#### [YOUR ASSIGNMENT]
Those lines of the records that contain "handle" are to be located and copied.

+++ RECORDS SHOWN

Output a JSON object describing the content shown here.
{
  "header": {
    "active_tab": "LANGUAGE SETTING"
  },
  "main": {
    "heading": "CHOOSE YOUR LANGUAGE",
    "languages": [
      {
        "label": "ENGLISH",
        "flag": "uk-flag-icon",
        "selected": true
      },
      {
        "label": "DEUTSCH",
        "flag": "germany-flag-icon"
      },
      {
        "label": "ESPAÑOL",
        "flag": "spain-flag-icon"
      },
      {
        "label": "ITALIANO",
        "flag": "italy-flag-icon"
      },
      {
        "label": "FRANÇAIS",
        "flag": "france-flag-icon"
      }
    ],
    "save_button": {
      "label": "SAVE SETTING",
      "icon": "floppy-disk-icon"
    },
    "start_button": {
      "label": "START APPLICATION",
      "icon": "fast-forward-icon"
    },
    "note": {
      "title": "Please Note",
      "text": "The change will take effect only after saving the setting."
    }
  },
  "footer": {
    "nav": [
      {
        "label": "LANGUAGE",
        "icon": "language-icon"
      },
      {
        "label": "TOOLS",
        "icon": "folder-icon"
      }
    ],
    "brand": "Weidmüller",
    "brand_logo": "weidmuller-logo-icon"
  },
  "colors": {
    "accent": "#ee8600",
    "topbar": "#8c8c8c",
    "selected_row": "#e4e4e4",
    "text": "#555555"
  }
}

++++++
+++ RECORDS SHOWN

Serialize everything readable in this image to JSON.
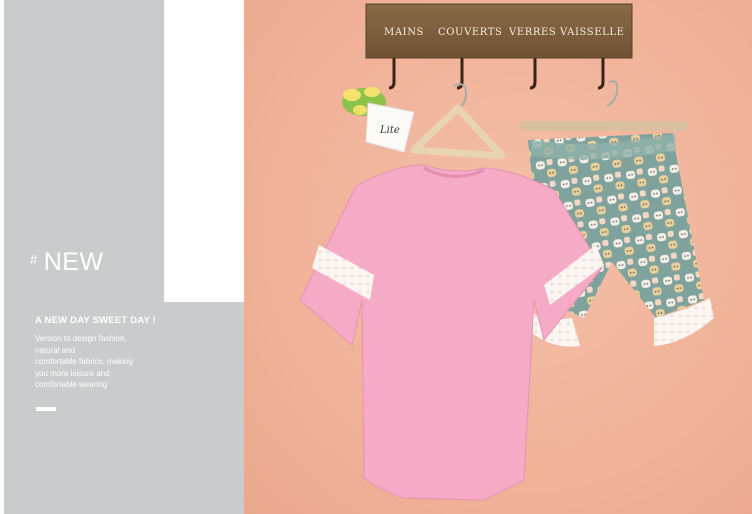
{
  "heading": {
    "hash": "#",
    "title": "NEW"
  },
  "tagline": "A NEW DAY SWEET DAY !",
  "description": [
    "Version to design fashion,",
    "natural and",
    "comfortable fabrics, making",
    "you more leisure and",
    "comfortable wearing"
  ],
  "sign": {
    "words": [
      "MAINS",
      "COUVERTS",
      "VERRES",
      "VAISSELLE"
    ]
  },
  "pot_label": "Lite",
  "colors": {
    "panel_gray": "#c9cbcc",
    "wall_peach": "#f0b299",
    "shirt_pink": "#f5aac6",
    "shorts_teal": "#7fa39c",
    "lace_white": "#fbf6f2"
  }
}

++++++
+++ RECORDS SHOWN

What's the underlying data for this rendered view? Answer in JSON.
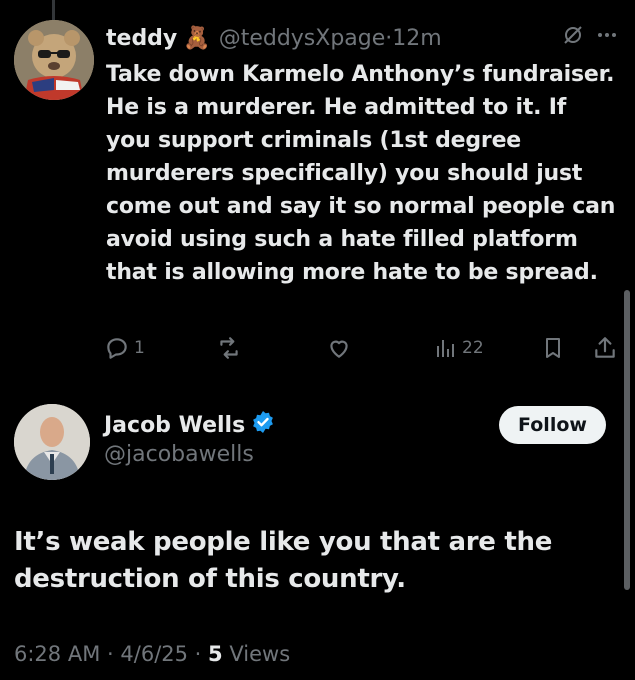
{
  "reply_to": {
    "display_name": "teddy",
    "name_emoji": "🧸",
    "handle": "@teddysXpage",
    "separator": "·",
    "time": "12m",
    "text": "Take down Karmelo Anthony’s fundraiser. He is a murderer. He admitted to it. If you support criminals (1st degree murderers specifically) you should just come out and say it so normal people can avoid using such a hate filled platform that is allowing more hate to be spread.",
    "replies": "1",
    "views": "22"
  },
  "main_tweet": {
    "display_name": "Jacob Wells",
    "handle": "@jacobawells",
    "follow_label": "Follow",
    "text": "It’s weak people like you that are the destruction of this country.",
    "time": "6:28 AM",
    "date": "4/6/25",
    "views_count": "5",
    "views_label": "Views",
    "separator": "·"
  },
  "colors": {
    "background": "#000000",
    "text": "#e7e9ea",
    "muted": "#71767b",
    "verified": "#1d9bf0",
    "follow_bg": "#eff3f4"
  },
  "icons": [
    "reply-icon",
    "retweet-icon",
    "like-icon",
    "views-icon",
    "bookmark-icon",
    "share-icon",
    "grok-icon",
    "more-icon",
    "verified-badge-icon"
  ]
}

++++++

#### [RESPONSE AREA]
    "handle": "@teddysXpage",
    "handle": "@jacobawells",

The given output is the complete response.